**TASK TO CARRY OUT**
All lines below containing the string "icon" are to be copied.

· · · ·

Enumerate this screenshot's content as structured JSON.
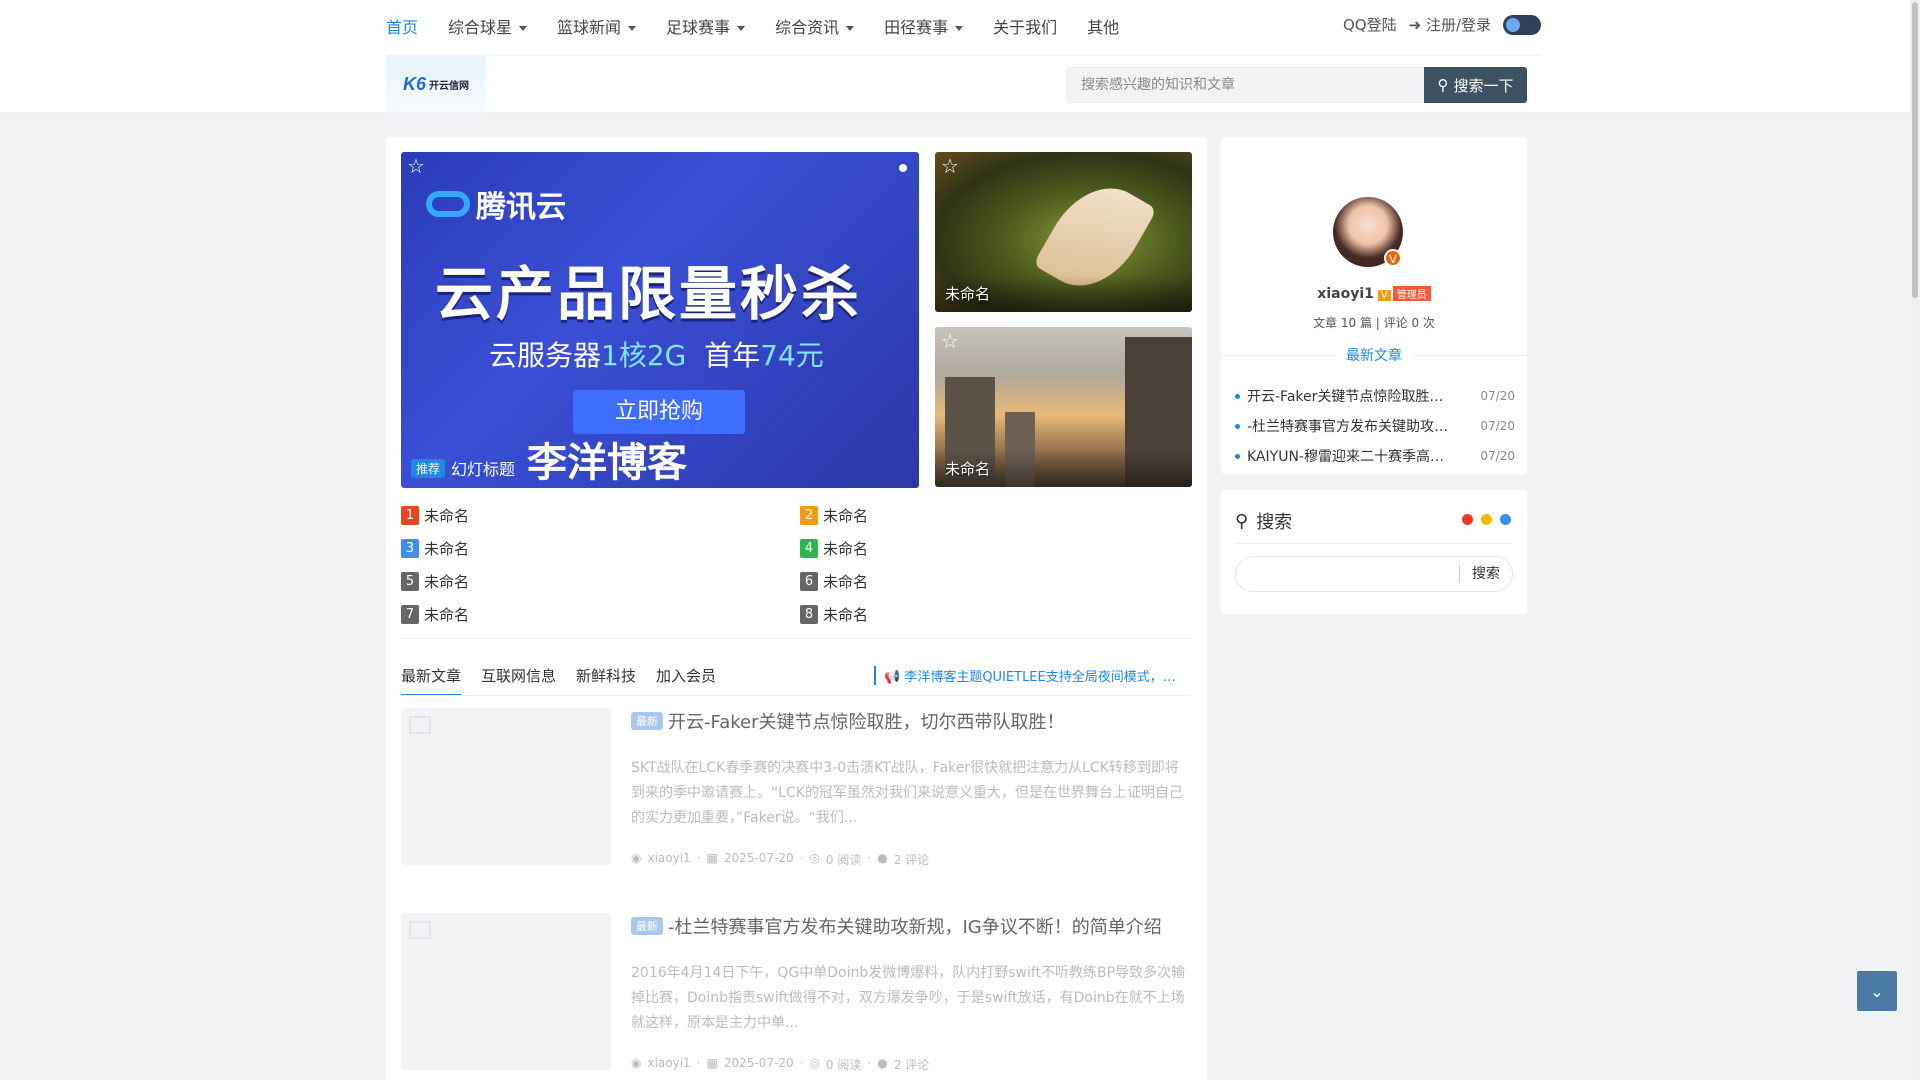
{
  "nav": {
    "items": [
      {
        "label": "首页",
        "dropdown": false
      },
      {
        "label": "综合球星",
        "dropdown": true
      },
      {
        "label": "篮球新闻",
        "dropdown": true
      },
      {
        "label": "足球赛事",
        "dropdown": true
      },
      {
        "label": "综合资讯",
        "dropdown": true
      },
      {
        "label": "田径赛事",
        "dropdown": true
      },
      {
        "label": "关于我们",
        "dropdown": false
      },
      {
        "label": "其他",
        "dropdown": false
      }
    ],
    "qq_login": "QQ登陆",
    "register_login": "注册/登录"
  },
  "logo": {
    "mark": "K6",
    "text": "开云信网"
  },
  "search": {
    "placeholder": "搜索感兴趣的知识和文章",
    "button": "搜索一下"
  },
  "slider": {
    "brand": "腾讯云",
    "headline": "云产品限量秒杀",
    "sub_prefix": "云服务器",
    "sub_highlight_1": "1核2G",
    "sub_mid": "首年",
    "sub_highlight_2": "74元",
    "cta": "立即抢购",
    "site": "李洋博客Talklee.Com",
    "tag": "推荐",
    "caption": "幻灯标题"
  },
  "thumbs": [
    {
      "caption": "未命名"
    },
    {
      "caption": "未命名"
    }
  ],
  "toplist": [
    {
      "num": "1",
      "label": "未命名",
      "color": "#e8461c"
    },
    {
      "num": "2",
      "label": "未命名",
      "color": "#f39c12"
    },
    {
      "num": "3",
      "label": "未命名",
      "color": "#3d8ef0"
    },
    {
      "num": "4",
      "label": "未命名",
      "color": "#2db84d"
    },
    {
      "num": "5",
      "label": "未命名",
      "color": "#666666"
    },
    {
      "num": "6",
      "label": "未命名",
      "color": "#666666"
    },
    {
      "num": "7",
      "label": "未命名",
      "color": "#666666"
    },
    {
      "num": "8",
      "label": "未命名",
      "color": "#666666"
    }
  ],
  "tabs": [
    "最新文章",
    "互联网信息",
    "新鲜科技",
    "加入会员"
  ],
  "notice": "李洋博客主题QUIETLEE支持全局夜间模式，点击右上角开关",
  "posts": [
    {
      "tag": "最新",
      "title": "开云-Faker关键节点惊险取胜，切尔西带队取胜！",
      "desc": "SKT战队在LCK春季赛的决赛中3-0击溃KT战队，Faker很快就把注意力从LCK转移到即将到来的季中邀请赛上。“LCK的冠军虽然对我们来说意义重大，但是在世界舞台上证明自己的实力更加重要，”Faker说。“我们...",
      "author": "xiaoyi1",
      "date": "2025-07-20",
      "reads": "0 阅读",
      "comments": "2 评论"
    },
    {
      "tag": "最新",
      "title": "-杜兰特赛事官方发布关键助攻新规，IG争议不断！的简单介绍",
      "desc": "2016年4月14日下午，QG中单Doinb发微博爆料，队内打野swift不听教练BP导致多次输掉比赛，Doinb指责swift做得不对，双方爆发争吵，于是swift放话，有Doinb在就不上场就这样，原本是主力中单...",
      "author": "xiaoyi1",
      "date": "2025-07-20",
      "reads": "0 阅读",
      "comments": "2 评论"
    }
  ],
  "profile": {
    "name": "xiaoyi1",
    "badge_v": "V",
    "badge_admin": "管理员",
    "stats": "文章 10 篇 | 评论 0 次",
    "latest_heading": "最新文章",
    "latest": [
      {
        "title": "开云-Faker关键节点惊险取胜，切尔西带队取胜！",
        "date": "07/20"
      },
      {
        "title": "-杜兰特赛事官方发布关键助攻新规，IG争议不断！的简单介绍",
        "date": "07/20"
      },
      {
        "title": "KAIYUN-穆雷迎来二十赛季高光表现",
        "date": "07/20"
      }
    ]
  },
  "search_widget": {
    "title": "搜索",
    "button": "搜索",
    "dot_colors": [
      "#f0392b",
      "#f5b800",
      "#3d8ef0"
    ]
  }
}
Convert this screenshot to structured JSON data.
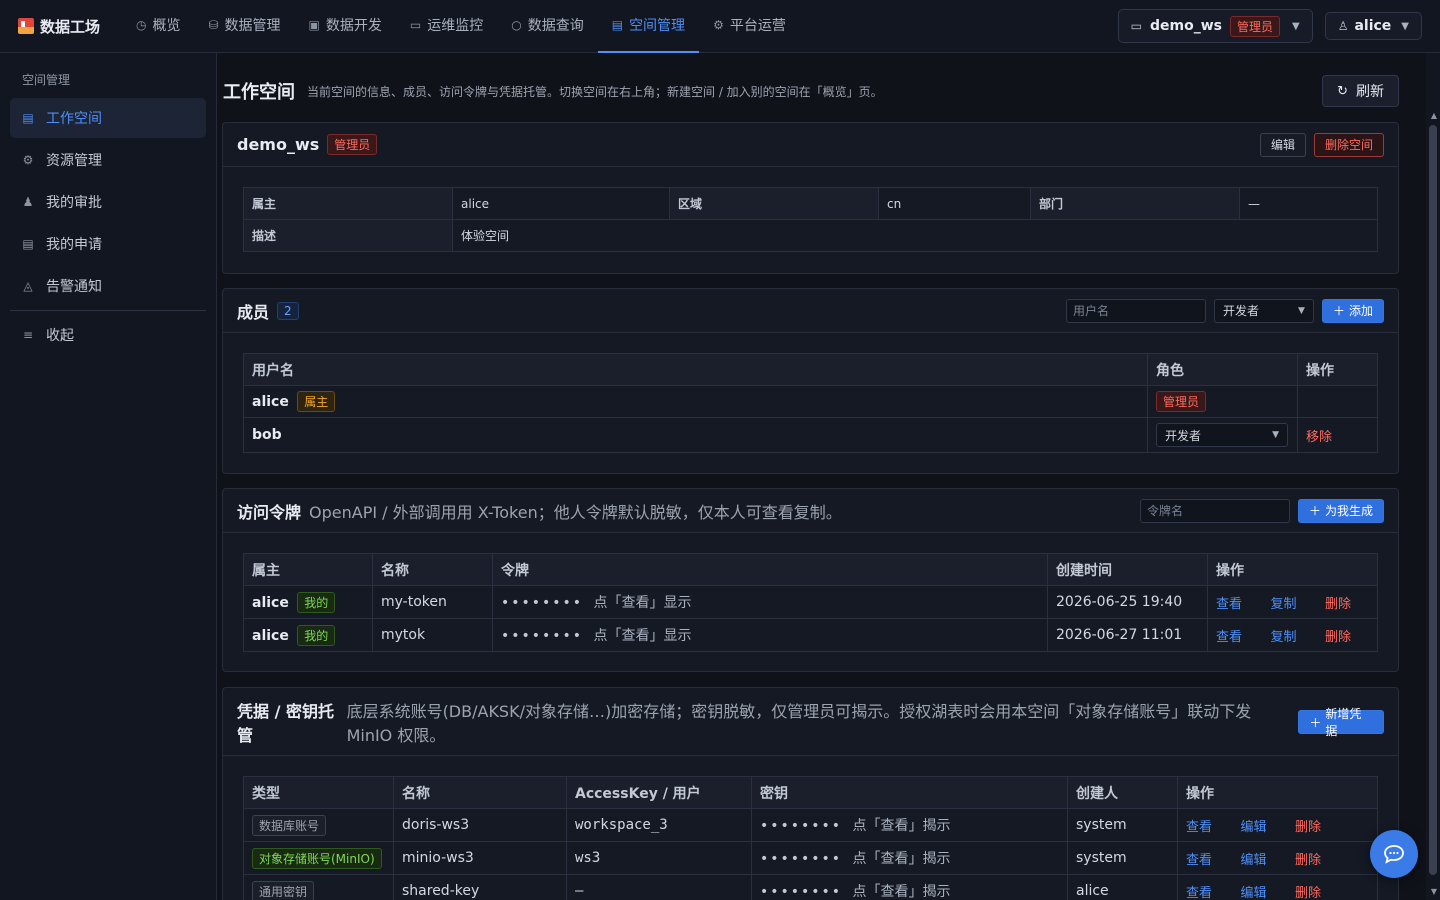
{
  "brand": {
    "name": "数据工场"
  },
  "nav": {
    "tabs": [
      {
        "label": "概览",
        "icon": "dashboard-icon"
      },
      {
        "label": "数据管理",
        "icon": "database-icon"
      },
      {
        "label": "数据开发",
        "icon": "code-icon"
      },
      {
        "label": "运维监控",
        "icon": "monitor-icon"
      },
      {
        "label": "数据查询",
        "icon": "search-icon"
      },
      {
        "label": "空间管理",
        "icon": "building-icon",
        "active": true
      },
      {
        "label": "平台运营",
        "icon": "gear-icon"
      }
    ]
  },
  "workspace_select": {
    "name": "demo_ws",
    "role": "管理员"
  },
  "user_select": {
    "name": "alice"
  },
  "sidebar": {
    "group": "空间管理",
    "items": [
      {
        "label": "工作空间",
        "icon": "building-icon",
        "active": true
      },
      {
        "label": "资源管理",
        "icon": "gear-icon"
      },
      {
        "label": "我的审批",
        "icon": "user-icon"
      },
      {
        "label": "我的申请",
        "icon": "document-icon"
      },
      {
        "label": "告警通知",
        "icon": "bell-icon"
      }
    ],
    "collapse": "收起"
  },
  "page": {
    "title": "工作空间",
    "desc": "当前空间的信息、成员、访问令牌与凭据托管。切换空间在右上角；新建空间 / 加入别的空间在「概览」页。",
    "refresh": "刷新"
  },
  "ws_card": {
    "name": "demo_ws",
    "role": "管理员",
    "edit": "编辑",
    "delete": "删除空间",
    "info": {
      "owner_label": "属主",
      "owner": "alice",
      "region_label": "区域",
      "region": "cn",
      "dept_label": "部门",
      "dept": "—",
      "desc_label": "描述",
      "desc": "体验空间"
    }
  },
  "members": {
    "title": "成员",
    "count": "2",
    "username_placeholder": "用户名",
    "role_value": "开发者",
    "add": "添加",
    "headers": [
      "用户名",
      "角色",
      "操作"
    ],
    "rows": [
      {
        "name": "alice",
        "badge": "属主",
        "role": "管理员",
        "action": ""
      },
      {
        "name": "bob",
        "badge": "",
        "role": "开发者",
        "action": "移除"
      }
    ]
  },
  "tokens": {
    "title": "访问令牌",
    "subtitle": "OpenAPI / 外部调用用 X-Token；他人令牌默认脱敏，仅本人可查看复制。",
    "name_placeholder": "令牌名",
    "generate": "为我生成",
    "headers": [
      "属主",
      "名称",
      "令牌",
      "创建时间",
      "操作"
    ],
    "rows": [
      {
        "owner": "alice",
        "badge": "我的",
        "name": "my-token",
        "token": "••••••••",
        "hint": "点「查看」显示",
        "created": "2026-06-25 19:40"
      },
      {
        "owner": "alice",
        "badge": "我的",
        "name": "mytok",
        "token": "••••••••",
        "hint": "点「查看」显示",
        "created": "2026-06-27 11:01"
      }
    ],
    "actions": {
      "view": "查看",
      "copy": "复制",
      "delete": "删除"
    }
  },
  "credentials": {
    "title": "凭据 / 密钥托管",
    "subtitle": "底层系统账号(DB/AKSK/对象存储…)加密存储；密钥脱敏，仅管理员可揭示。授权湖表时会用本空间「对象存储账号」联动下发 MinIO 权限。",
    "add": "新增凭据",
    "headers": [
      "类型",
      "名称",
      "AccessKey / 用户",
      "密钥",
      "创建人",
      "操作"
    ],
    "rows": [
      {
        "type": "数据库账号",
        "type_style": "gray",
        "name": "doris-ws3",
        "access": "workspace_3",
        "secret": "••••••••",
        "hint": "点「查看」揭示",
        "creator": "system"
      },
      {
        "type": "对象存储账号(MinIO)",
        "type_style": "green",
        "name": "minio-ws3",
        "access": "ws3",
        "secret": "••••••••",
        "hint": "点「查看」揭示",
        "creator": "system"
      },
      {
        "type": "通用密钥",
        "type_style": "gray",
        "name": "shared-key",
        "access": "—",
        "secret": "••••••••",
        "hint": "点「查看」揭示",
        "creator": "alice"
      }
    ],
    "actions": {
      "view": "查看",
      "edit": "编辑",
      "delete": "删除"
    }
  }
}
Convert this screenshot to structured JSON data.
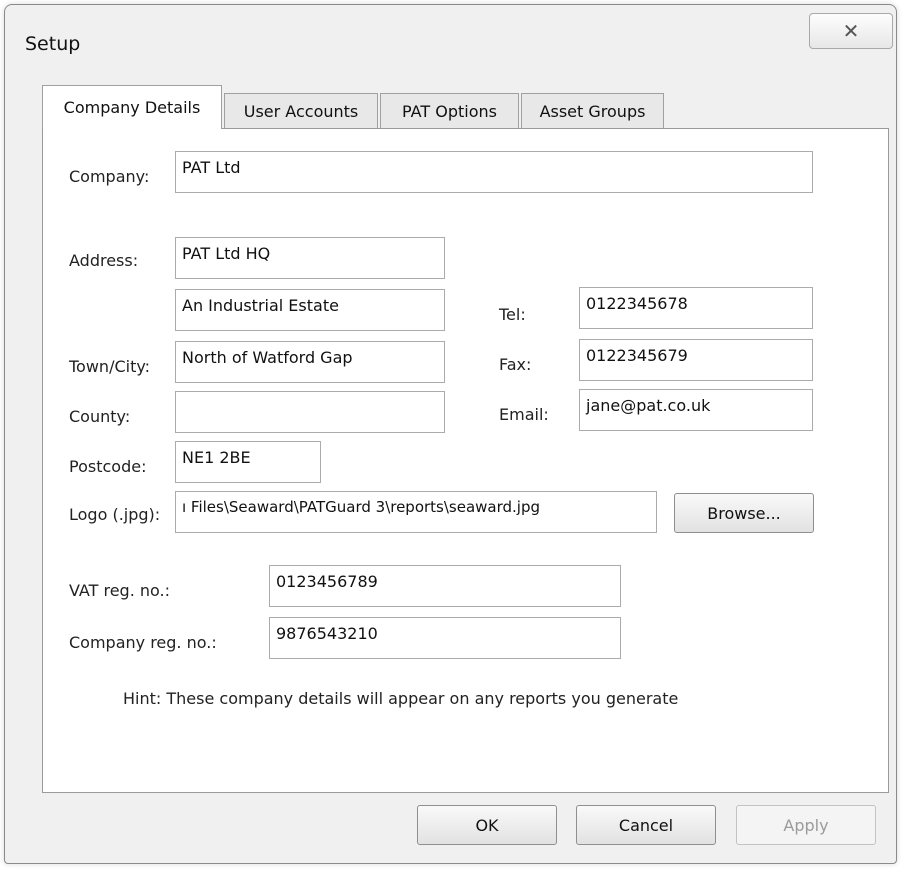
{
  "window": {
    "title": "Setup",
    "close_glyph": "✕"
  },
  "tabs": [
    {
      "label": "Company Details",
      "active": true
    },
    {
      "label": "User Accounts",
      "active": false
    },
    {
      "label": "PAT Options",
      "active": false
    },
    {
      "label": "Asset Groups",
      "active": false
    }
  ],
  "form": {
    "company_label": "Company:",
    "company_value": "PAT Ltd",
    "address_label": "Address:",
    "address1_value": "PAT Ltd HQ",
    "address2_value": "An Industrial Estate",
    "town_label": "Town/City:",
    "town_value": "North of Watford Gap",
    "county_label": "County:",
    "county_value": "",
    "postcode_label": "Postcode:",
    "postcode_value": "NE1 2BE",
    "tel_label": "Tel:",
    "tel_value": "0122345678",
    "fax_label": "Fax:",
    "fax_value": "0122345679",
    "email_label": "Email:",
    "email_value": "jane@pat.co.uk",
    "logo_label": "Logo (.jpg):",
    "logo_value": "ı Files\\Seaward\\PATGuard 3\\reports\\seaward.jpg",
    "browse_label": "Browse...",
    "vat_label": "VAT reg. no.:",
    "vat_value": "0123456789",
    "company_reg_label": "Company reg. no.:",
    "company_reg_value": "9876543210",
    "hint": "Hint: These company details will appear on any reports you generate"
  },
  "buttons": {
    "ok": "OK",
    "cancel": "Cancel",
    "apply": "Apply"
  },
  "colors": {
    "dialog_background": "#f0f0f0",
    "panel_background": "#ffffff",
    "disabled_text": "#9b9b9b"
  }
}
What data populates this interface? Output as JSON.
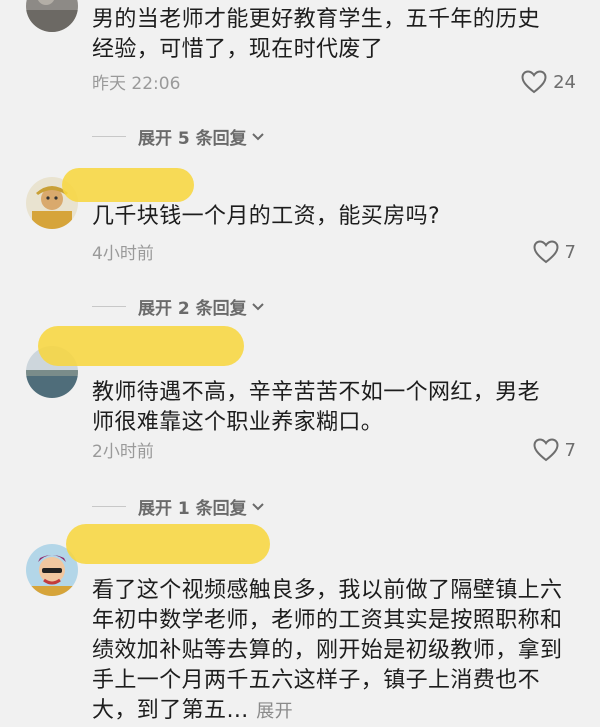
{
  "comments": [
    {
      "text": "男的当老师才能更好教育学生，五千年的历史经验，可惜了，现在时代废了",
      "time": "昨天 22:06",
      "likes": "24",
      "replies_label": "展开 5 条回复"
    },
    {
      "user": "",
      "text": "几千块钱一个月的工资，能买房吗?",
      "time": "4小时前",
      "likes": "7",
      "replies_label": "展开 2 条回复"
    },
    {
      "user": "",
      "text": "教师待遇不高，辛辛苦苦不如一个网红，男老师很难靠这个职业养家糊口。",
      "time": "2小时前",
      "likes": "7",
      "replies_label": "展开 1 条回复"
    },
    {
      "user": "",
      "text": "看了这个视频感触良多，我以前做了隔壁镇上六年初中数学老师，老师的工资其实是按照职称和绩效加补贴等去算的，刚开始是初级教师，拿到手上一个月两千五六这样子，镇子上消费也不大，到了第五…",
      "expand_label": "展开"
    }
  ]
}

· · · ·

**SOLUTION TO THE PROBLEM**
        "icon": "dashboard-icon"
        "icon": "database-icon"
        "icon": "code-icon"
        "icon": "monitor-icon"
        "icon": "search-icon"
        "icon": "building-icon",
        "icon": "gear-icon"
        "icon": "building-icon",
        "icon": "gear-icon"
        "icon": "user-icon"
        "icon": "document-icon"
        "icon": "bell-icon"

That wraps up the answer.